What the exercise asks: Locate the string "Number" in the records below. Copy every line where it occurs.

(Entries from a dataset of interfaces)

----

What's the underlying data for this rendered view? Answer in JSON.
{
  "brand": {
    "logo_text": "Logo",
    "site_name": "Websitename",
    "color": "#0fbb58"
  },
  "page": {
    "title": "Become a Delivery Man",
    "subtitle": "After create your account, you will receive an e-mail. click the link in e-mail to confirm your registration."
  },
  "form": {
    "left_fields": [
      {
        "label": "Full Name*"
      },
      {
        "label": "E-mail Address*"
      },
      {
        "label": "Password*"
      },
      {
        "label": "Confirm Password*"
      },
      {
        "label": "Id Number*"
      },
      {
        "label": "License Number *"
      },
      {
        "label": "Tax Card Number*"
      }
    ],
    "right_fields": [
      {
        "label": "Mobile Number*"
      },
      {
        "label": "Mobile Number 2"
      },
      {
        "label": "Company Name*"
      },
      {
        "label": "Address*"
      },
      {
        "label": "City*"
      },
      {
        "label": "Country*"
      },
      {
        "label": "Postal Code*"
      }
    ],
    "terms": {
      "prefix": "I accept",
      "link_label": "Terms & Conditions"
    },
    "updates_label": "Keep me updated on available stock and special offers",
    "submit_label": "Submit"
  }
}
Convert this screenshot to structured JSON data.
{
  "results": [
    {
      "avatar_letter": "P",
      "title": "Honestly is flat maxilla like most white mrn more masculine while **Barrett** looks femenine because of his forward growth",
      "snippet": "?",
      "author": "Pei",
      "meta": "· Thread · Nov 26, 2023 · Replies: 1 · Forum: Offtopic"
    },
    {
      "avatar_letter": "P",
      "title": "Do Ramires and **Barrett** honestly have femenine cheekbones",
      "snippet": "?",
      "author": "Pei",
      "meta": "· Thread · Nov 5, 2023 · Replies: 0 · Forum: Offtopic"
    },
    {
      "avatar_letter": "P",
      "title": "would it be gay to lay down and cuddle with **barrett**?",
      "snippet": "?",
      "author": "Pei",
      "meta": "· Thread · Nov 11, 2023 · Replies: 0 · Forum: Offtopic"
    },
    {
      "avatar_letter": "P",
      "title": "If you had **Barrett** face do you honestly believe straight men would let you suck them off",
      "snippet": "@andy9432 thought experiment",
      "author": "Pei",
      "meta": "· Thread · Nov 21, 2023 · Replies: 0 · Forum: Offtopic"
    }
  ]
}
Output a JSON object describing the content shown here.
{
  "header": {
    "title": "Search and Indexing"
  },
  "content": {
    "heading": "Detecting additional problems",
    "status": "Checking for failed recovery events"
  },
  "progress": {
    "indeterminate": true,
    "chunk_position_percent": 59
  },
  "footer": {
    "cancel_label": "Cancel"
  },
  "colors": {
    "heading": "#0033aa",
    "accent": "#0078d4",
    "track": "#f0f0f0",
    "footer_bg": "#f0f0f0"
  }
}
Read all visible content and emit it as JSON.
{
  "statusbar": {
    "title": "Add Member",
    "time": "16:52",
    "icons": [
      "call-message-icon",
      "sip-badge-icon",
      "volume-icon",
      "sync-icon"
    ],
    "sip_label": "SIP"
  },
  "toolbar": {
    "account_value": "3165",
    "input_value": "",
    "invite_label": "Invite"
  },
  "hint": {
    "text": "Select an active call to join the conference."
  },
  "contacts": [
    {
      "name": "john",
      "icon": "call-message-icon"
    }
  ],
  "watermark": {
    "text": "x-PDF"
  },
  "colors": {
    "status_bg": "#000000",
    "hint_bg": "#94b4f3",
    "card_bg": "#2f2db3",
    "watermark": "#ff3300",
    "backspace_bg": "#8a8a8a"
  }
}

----

Exercise result:
        "label": "Id Number*"
        "label": "License Number *"
        "label": "Tax Card Number*"
        "label": "Mobile Number*"
        "label": "Mobile Number 2"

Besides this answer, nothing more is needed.